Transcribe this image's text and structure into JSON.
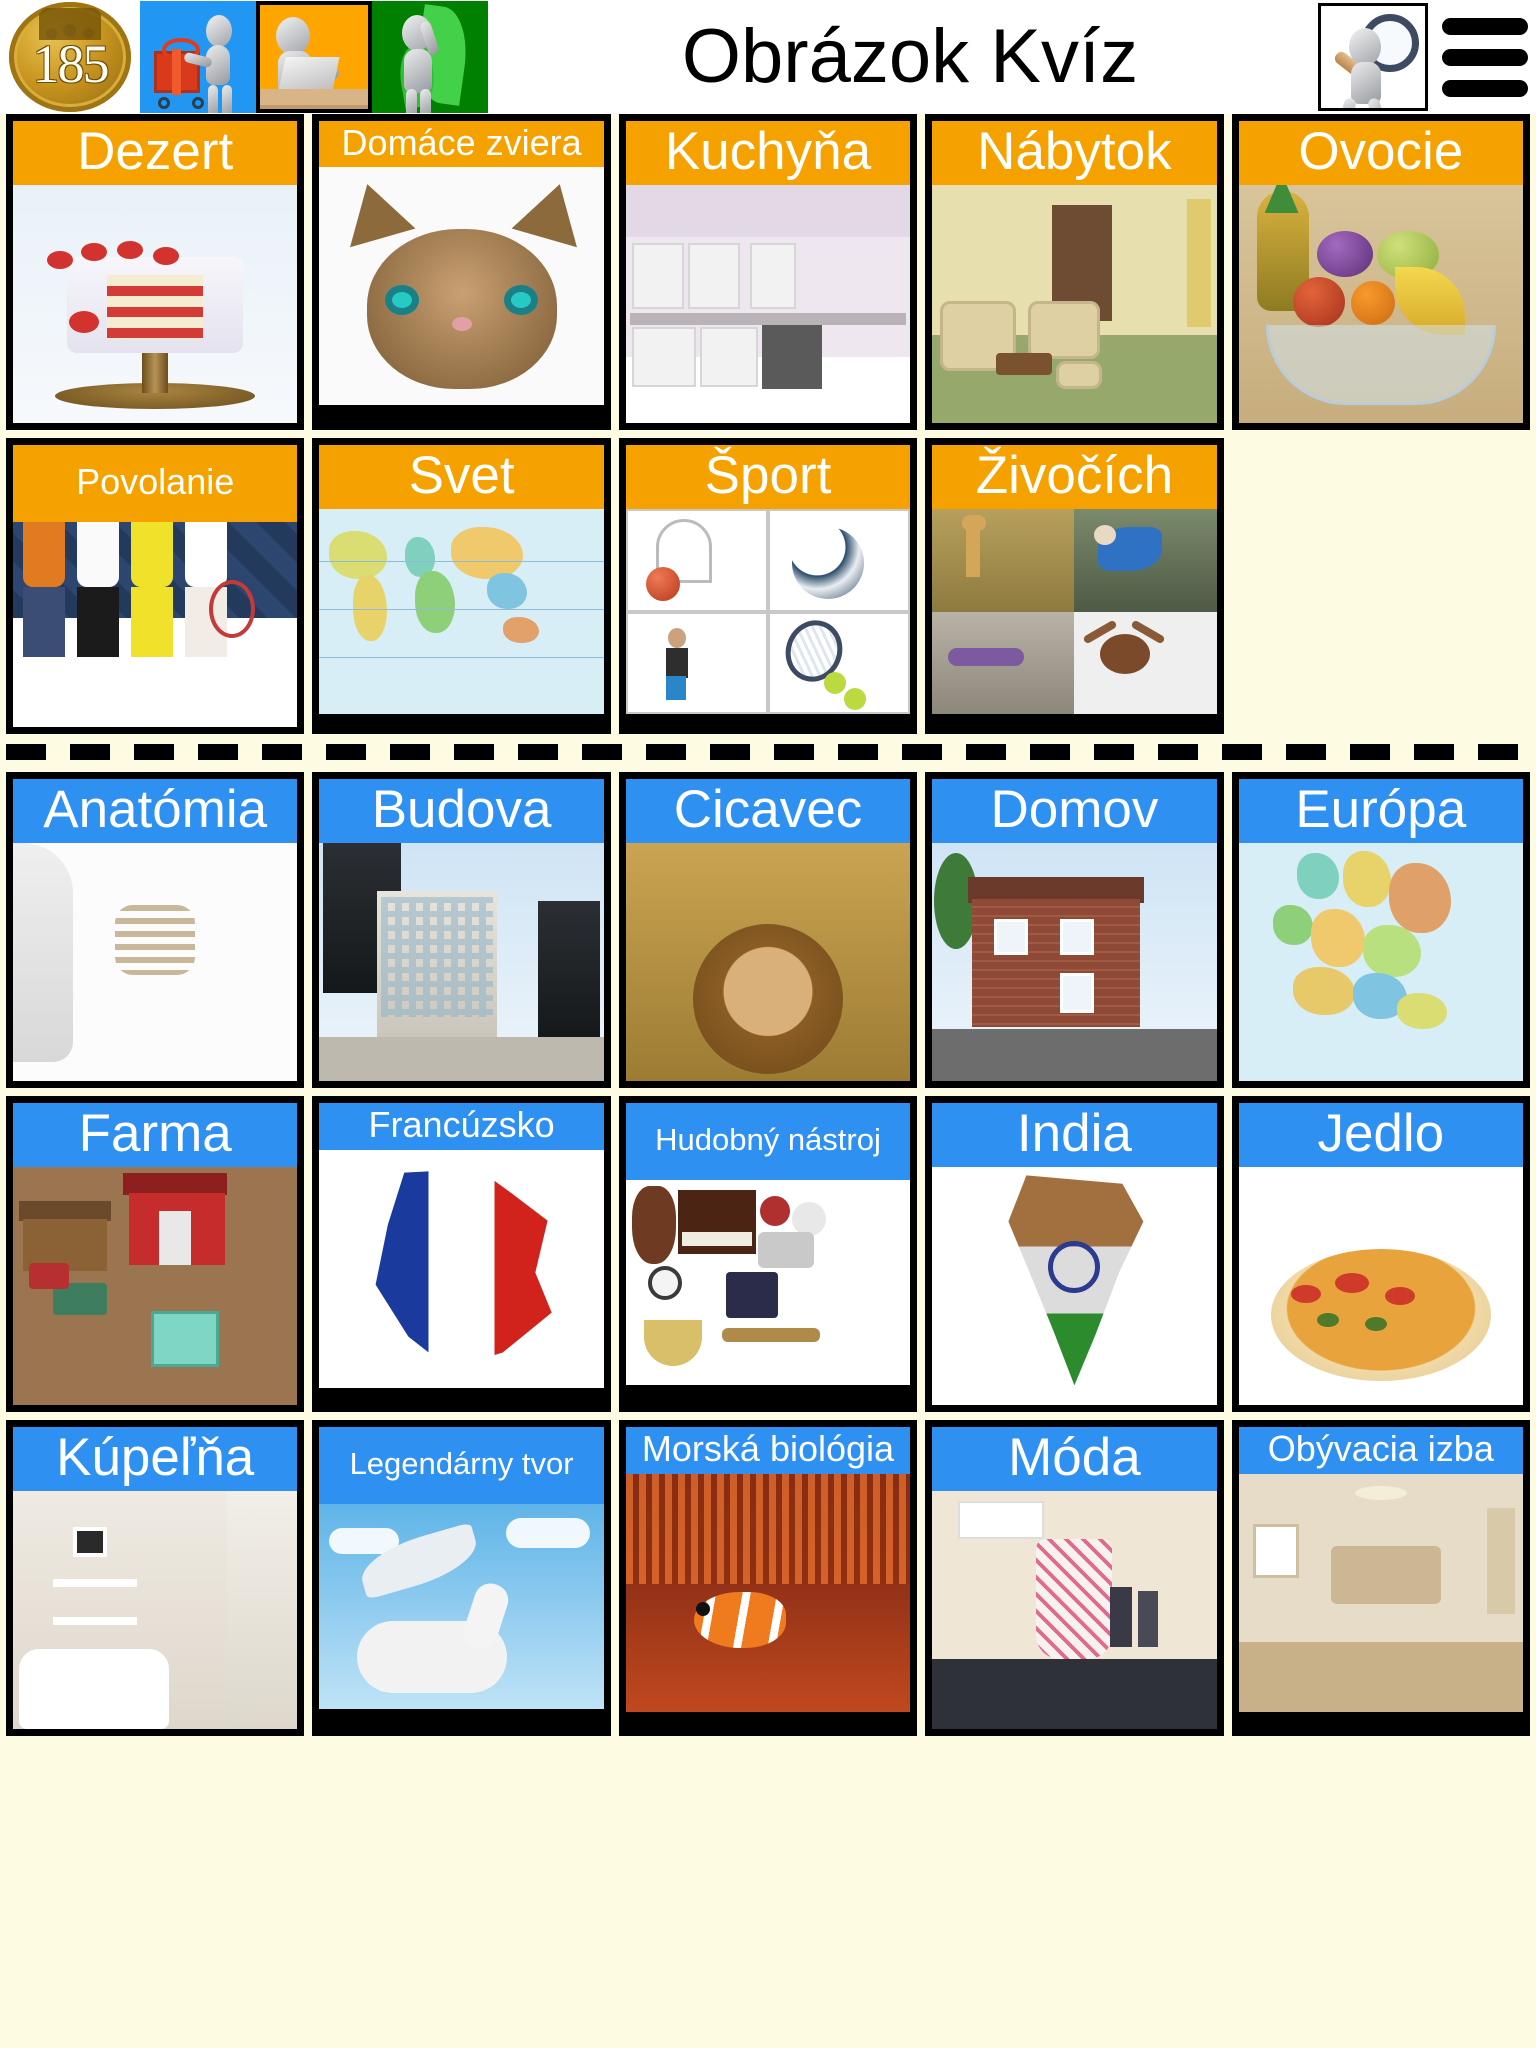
{
  "header": {
    "score": "185",
    "title": "Obrázok Kvíz",
    "icons": {
      "coin": "coin-badge-icon",
      "shop": "shopping-cart-figure-icon",
      "study": "laptop-figure-icon",
      "correct": "green-check-figure-icon",
      "search": "magnifier-figure-icon",
      "menu": "hamburger-menu-icon"
    }
  },
  "sections": [
    {
      "id": "orange",
      "accent": "#f5a200",
      "cards": [
        {
          "label": "Dezert",
          "size": "s1",
          "image": "strawberry-layer-cake-on-stand"
        },
        {
          "label": "Domáce zviera",
          "size": "s2",
          "image": "tabby-kitten-face"
        },
        {
          "label": "Kuchyňa",
          "size": "s1",
          "image": "white-fitted-kitchen"
        },
        {
          "label": "Nábytok",
          "size": "s1",
          "image": "living-room-furniture-set"
        },
        {
          "label": "Ovocie",
          "size": "s1",
          "image": "fruit-bowl-pineapple-grapes-banana"
        },
        {
          "label": "Povolanie",
          "size": "s2h",
          "image": "four-professionals-group"
        },
        {
          "label": "Svet",
          "size": "s1",
          "image": "world-political-map"
        },
        {
          "label": "Šport",
          "size": "s1",
          "image": "sports-collage-four-tiles"
        },
        {
          "label": "Živočích",
          "size": "s1",
          "image": "animals-collage-four-tiles"
        }
      ]
    },
    {
      "id": "blue",
      "accent": "#2e90f0",
      "cards": [
        {
          "label": "Anatómia",
          "size": "s1",
          "image": "human-anatomy-skeleton-figure"
        },
        {
          "label": "Budova",
          "size": "s1",
          "image": "city-office-buildings"
        },
        {
          "label": "Cicavec",
          "size": "s1",
          "image": "male-lion-in-dry-grass"
        },
        {
          "label": "Domov",
          "size": "s1",
          "image": "brick-detached-house"
        },
        {
          "label": "Európa",
          "size": "s1",
          "image": "europe-political-map"
        },
        {
          "label": "Farma",
          "size": "s1",
          "image": "farm-with-red-barn"
        },
        {
          "label": "Francúzsko",
          "size": "s2",
          "image": "france-map-flag"
        },
        {
          "label": "Hudobný nástroj",
          "size": "s3",
          "image": "musical-instruments-collection"
        },
        {
          "label": "India",
          "size": "s1",
          "image": "india-map-flag"
        },
        {
          "label": "Jedlo",
          "size": "s1",
          "image": "pizza"
        },
        {
          "label": "Kúpeľňa",
          "size": "s1",
          "image": "bathroom-interior"
        },
        {
          "label": "Legendárny tvor",
          "size": "s3",
          "image": "white-pegasus-in-sky"
        },
        {
          "label": "Morská biológia",
          "size": "s2",
          "image": "clownfish-in-anemone"
        },
        {
          "label": "Móda",
          "size": "s1",
          "image": "fashion-model-on-runway"
        },
        {
          "label": "Obývacia izba",
          "size": "s2",
          "image": "living-room-interior"
        }
      ]
    }
  ]
}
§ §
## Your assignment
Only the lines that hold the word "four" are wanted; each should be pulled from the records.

## Response to the exercise
          "image": "four-professionals-group"
          "image": "sports-collage-four-tiles"
          "image": "animals-collage-four-tiles"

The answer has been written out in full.